Spermatophores should be evacuated periodically
Reproduction is a main area where science can contribute to the growth of aquaculture and provide effective solutions for industry problems. Thus, many research projects have focused on the reproductive biology of farmed species. However, most researchers focused on female reproduction – possibly due to the obvious reproductive dysfunction of females under captivity.
In female shrimp, vitellogenesis and oocyte maturation are processes that demand high levels of energy. Conversely, in males, sperm production is believed to consume less energy. Males use up more energy for sex competition and female guarding. Yet male-related reproductive dysfunction and infertility have been increasingly reported in commercial maturation facilities.
The authors recently carried out a series of studies at the experimental shrimp hatchery facility of the Central Institute of Brackishwater Aquaculture to characterize the reproductive capability of male black tiger shrimp, Penaeus monodon, by documenting changes in sperm quality in relation to consecutive regeneration, molting cycle and length of rearing period.
Thirty broodstock-sized P. monodon males were obtained from the broodstock fishery along the coast of Chennai, Tamil Nadu, India. The animals were tagged and reared in the experimental hatchery. Baseline sperm quality characteristics – sperm count, proportion of live sperm and percentage of abnormal sperm – were obtained from freshly extracted spermatophores.
Spermatophore data and the general condition of the animals were recorded at weekly intervals for 15 animals. The other shrimp remained intact without periodic manual ejaculation. The spermatophores were collected and evaluated on day 30. Further sperm quality was also evaluated at postmolt, intermolt and premolt phases of molting cycle.
Sperm quality variables
While spermatophore weights remained unaffected by consecutive regeneration, sperm count and proportion of viable sperm were better in the subsequent regenerated spermatophores compared to the baseline values (Fig. 1). Further, melanization of spermatophore/male reproductive tracts was not observed. On the contrary, the large proportion of shrimp kept intact without removal of spermatophores developed melanization.
The quality of the melanized spermatophores was extremely poor when compared to the quality of the non-melanized spermatophores (Fig. 2). Histological examination of melanized terminal ampules and testes showed clumps of sperm with melanized debris.
Spermatogonia, spermatocytes and spermatids were found in all the phases of the molt cycle. However, only one type of spermatogenic cells was found at any one time. This indicated synchrony in the sperm production. It is also found that the sperm production was a continuous process over the molt cycle (Fig. 3).
Conversely, spermatophore concentration varied during the different molt phases, with significantly higher numbers during the premolt phase. New spermatophores appeared after the exuviations of old exoskeleton.
As suggested by S. Parnes and co-workers in 2006, spermatophores have an inherent “expiration date” and therefore should be evacuated periodically. In the wild, the renovation of spermatophores is carried out by molting or mating. Under captive conditions, mating opportunities and molting frequencies vary.

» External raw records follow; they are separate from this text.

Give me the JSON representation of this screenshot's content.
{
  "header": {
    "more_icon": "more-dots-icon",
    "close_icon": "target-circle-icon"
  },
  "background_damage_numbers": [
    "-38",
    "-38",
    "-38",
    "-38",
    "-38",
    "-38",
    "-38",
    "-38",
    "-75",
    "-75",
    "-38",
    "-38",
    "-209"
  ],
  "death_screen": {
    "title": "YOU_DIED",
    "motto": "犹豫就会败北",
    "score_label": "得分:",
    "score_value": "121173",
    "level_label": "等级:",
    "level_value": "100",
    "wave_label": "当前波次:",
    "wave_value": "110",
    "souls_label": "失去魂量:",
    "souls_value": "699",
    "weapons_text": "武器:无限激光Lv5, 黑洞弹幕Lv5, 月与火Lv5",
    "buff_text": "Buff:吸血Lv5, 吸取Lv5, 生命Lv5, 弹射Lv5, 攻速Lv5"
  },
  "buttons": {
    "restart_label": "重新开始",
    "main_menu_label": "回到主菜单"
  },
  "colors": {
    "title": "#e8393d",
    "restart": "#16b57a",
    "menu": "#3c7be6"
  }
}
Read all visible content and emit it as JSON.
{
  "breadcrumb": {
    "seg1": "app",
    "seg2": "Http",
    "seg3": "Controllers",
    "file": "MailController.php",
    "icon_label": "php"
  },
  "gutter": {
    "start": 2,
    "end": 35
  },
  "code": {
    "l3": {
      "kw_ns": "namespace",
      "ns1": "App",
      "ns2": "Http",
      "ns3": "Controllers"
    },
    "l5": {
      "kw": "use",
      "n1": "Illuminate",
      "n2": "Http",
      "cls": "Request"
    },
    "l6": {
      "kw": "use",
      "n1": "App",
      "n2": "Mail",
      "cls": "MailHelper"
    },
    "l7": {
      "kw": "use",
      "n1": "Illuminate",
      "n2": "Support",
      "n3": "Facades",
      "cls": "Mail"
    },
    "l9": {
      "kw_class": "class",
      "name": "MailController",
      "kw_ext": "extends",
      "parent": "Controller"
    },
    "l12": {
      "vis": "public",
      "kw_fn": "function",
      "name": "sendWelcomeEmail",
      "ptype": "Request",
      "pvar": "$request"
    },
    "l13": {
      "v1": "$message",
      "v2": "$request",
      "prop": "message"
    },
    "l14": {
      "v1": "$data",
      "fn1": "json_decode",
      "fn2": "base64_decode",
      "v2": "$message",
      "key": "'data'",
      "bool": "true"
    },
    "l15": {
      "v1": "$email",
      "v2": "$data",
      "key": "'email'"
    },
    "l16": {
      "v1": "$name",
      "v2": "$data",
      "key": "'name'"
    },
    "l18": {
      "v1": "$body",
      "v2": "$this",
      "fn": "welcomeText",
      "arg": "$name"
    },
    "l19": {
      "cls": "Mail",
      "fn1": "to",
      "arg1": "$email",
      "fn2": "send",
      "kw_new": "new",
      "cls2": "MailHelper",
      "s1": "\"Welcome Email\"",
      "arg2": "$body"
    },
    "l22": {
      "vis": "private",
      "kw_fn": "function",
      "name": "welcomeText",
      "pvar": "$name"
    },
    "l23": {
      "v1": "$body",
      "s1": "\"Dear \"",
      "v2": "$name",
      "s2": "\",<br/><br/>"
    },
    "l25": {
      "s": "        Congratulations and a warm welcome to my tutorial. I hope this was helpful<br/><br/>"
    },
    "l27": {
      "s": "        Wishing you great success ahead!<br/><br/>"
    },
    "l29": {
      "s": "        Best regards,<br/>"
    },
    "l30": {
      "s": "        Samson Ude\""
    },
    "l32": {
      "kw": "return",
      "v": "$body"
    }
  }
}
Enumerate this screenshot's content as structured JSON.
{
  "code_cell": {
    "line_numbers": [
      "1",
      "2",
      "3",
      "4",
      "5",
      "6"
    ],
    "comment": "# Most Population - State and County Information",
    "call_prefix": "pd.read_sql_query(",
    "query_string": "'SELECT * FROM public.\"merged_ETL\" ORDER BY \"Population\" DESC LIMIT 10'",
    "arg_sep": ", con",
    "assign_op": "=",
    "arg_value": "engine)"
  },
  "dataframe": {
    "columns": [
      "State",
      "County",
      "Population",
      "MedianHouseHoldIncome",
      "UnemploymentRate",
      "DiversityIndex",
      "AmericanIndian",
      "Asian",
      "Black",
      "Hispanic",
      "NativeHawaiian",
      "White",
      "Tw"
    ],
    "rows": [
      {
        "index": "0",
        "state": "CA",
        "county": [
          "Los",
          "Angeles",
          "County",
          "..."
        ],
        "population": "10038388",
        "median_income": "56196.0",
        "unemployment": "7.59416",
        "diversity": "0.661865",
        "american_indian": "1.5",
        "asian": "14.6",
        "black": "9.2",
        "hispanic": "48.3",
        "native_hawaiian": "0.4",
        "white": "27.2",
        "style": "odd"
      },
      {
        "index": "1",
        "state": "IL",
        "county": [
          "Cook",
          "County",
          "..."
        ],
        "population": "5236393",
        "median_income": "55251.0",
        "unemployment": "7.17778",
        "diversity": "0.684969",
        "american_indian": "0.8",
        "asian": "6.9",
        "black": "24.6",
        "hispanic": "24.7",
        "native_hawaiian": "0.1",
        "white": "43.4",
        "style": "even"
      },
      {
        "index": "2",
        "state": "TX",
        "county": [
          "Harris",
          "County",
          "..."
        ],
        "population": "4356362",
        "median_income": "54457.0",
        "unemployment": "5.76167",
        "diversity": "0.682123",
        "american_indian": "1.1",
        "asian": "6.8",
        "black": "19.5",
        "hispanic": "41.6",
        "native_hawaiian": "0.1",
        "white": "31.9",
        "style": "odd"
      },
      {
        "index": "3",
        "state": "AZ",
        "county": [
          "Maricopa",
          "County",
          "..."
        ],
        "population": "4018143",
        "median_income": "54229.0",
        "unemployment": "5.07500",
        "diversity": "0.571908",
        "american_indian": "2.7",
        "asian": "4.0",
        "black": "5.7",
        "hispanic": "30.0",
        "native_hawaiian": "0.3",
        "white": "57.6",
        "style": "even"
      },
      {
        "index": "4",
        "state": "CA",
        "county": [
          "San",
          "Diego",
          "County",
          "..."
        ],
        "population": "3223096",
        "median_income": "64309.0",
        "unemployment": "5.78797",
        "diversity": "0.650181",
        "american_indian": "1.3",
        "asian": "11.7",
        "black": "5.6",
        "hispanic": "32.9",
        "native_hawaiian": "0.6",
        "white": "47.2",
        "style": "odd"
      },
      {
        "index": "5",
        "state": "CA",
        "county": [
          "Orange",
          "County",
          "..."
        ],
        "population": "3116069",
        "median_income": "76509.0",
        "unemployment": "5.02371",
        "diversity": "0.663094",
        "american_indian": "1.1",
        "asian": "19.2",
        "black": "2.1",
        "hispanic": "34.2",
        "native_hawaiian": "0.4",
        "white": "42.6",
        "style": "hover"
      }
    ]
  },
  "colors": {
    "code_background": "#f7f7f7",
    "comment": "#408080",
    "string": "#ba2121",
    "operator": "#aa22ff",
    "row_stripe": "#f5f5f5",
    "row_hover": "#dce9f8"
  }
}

In the absence of receptive females or failure in molting, the normal renovation of spermatophores does not take place, and they eventually degrade or melanize. Melanization is an end result of prophenoloxidase activation, which is triggered in response to foreign agents such as bacteria, fungi or multicellular parasites, or as a result of tissue damage. Periodic spermatophore renovations by artificial ejaculation are a practical procedure for improving sperm quality in P. monodon, as reported in Litopenaeus shrimp species.
Sperm quality was found to be highest during the premolt stage, which corresponds to the elevated titre of the molting hormone ecdysteroid. The stimulatory effect of the ecdysteroid on testicular activity of crustaceans has been reported by A. Sagi and co-workers in 1991. The present study indicated that for breeding programs, males at the premolt stage may provide better results than shrimp in other stages.
Editor’s Note: Full references are available from the first author.
(Editor’s Note: This article was originally published in the July/August 2012 print edition of the Global Aquaculture Advocate.)